Prior to the Phillies opening up a four-game set with the Milwaukee Brewers last night, Ruben Amaro spoke to the media, essentially addressing a more than disgusted fanbase, after the Phillies had lost nine of their last ten.
The money quote that came out of meeting with the press was, “we’re going to have to make some changes,” but Amaro didn’t mean changes like actually seriously listening to offers for Chase Utley, Cole Hamels or Jimmy Rollins, but rather that some veterans could soon be pushed for playing time.
“What more can you say other than we’re not swinging the bats very well. I didn’t anticipate our guys being this poor. Because they are. They are this poor. We think that they’re better. But they haven’t shown it. So at some point we’re going to have to make some changes. Some guys, once they are ready to play, may be factors for us.”
According to both Todd Zolecki and Jim Salisbury, the ‘guys’ that Amaro was alluding to were Grady Sizemore, Darin Ruf, and Freddy Galvis. I hate to break it to him (well, actually I don’t), but none of those guys are going to make the Phillies a good hitting club, or vastly improve the team in any particular way.

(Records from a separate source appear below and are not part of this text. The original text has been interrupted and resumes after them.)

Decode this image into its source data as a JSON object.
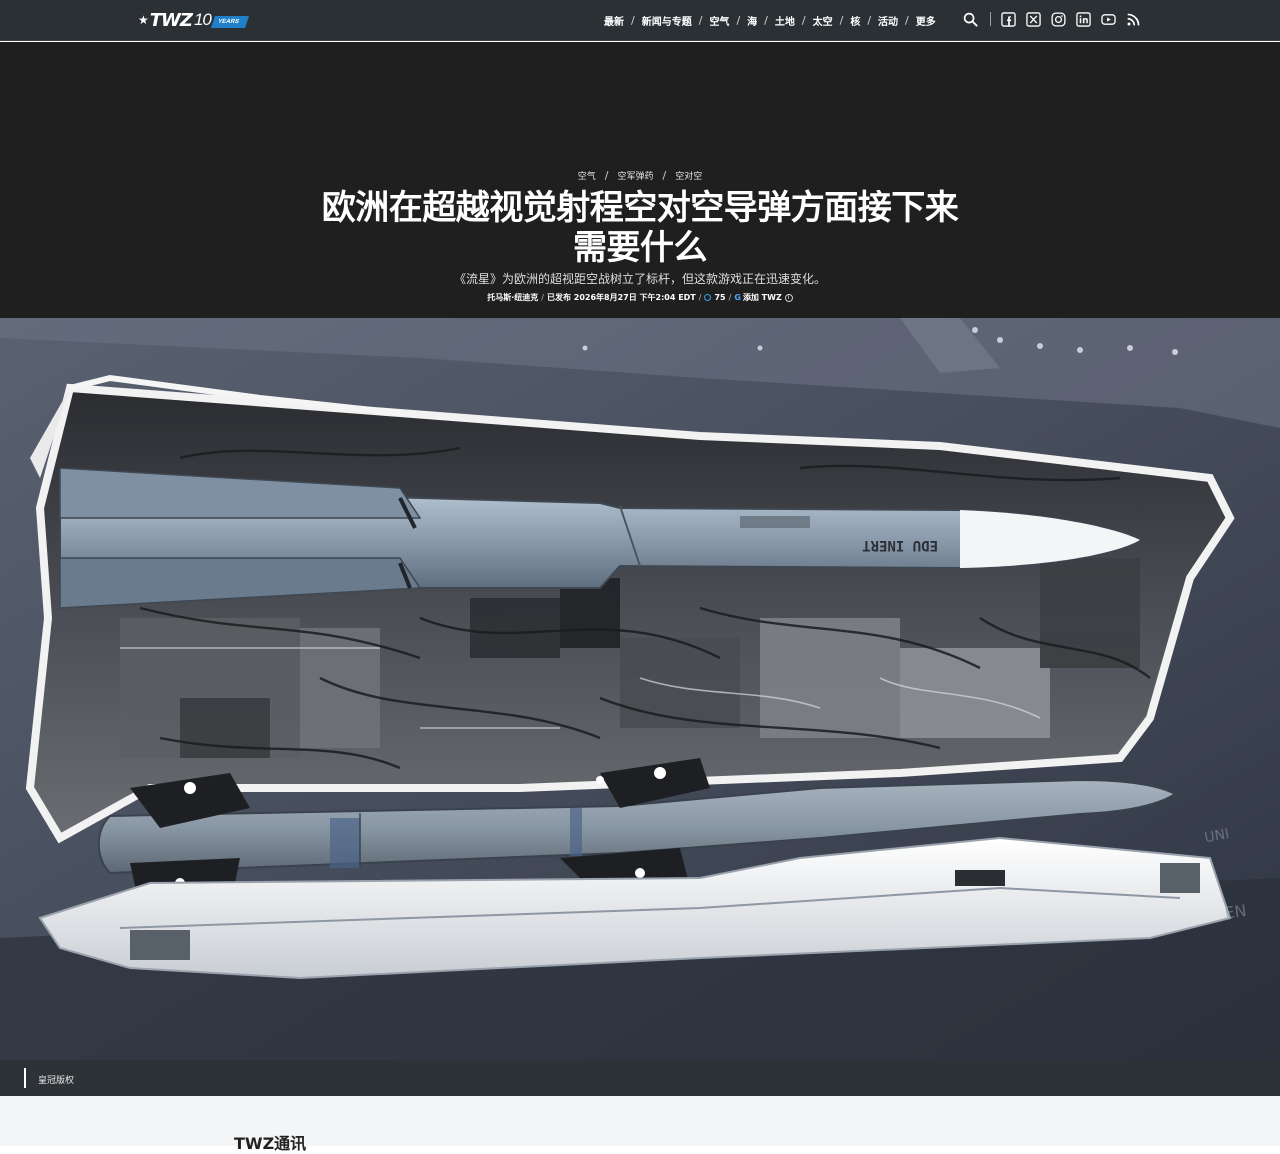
{
  "logo": {
    "brand": "TWZ",
    "anniversary": "10",
    "years": "YEARS"
  },
  "nav": {
    "items": [
      "最新",
      "新闻与专题",
      "空气",
      "海",
      "土地",
      "太空",
      "核",
      "活动",
      "更多"
    ],
    "separator": "/"
  },
  "icons": [
    "search-icon",
    "facebook-icon",
    "x-icon",
    "instagram-icon",
    "linkedin-icon",
    "youtube-icon",
    "rss-icon"
  ],
  "article": {
    "breadcrumbs": [
      "空气",
      "空军弹药",
      "空对空"
    ],
    "breadcrumb_sep": "/",
    "title": "欧洲在超越视觉射程空对空导弹方面接下来需要什么",
    "subtitle": "《流星》为欧洲的超视距空战树立了标杆，但这款游戏正在迅速变化。",
    "author": "托马斯·纽迪克",
    "published": "已发布 2026年8月27日 下午2:04 EDT",
    "comments": "75",
    "add_source": "添加 TWZ",
    "sep": "/"
  },
  "image": {
    "missile_marking": "EDU INERT",
    "caption": "皇冠版权"
  },
  "newsletter": {
    "title": "TWZ通讯"
  },
  "colors": {
    "nav_bg": "#2b3034",
    "hero_bg": "#1f1f1f",
    "accent": "#1f7fc8"
  }
}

Unless we are getting the healthy, 2008 version of Sizemore, I’m really uninspired by his pickup. Galvis might be the best fielding infielder that I’ve ever seen, but his bat is so poor that I can hardly imagine him ever making a consistent impact at the big-league level. And I’ve liked Ruf for a long-time, and would gladly place him in left-field over Dom Brown at this point, but he isn’t going to change the entire complexion of the Phillies team just by being in the lineup. It’s funny how quickly Amaro, of all people, is to embrace Ruf, though.
Amaro didn’t stop by just talking about those three, but even opened the door on third-base prospect Maikel Franco, who he had previously been hesitant to discuss.

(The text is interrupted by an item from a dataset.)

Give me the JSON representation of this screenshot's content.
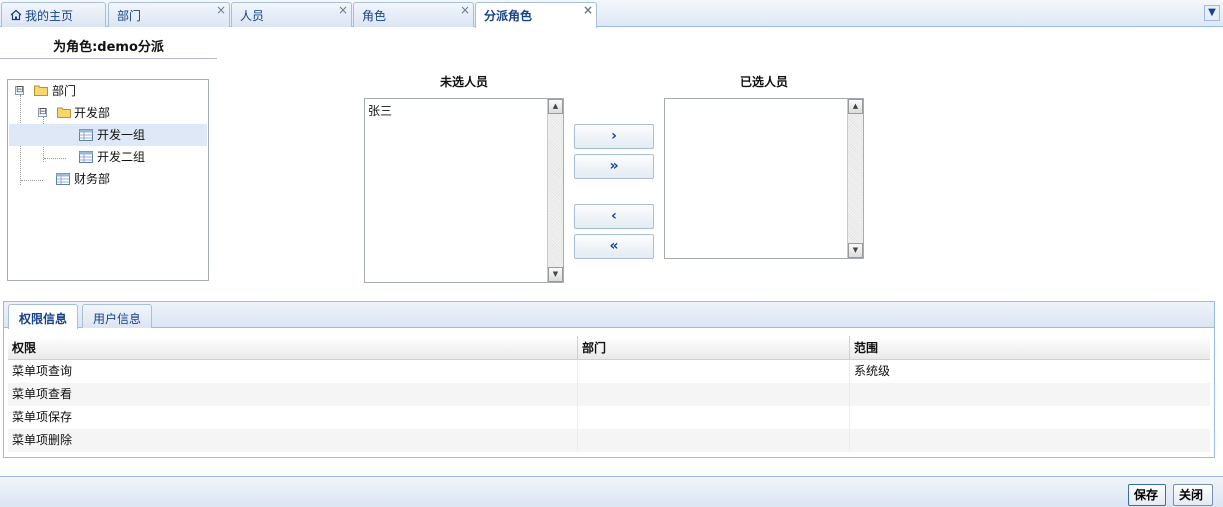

“He’s swinging the bat well,” Amaro said. “Hey, listen, I’m looking for people who can swing the bat because we’re not doing it here. If he gets to the point where he starts swinging the bat consistently, he’s a guy who could be in play, too.”
Per Salisbury, Amaro was then pressed on where Franco would play on the big-club, with Cody Asche‘s bat having turned the corner.
“He could play first base, too.”
As much as I am a self-admitted Ryan Howard apologist, I don’t have any issue admitting that Howard is vastly underperforming when you consider how much money is making. I just found Amaro being the one to call him out quite ironic.
As I highlighted last month, I would kill to be back in 2010, and to just be able to tell Amaro to not force a Howard extension more than an year before it needed to happen. I understand how much of a joke the contract was/is, while still being able to keep in perspective that Howard is one of the greatest Phillies ever. I can rip it, because I didn’t give it. Amaro CAN subtly rip Howard, but being that he locked him up more than a year before he needed to, it just makes Amaro’s tenure, not Howard, look even worse.
As for Howard, we all know that between health and the fact that he is 34 now, he isn’t nearly the player he used to be. He will still provide occasional power spurts and will drive some runs in, but his range has rapidly declined, he isn’t hitting for nearly as many extra-base hits (doubles) as he once did, doesn’t hit lefties really at all, isn’t hitting for near the modest .260-ish overall average we had become accustomed to, and has next to no range left in the field. Frankly, his numbers look a lot better than he has performed.
It saddens me to look at things that way, but it’s the truth. But it only has to be the truth in Philadelphia because Ruben Amaro had to rush and lock Howard up more than a year before he was set to become a free-agent. So Amaro can complain about sleeping in this dirty bed, but it’s a bed that he made for himself.
As for the Franco idea, I’d be surprised if we don’t see him at the big-league level at some point this year, but I wouldn’t expect it to come before the trade-deadline. And it is too bad that Asche isn’t a right-handed hitter, because him platooning with Howard at first, and then maybe going back to third on the days that Howard starts, would make a lot more sense because he isn’t exactly flashing the leather over at third-base (he had his eighth error last night), but you still want his bat in the lineup everyday.